(AVAILABLE DATA)
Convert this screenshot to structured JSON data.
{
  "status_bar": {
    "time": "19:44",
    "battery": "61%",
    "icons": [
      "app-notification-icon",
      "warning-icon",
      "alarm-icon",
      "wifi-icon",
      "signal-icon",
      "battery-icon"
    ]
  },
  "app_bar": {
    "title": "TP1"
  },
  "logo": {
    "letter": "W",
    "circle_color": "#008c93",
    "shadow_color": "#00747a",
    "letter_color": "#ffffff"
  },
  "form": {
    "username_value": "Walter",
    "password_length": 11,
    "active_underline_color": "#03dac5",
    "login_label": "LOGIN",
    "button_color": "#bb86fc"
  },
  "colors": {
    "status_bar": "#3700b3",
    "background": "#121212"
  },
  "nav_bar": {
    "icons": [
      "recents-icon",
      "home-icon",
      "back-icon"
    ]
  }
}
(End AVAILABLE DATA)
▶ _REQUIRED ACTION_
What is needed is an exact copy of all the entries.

▶ _ANSWER AREA_
Convert this screenshot to structured JSON data.
{
  "status_bar": {
    "time": "19:44",
    "battery": "61%",
    "icons": [
      "app-notification-icon",
      "warning-icon",
      "alarm-icon",
      "wifi-icon",
      "signal-icon",
      "battery-icon"
    ]
  },
  "app_bar": {
    "title": "TP1"
  },
  "logo": {
    "letter": "W",
    "circle_color": "#008c93",
    "shadow_color": "#00747a",
    "letter_color": "#ffffff"
  },
  "form": {
    "username_value": "Walter",
    "password_length": 11,
    "active_underline_color": "#03dac5",
    "login_label": "LOGIN",
    "button_color": "#bb86fc"
  },
  "colors": {
    "status_bar": "#3700b3",
    "background": "#121212"
  },
  "nav_bar": {
    "icons": [
      "recents-icon",
      "home-icon",
      "back-icon"
    ]
  }
}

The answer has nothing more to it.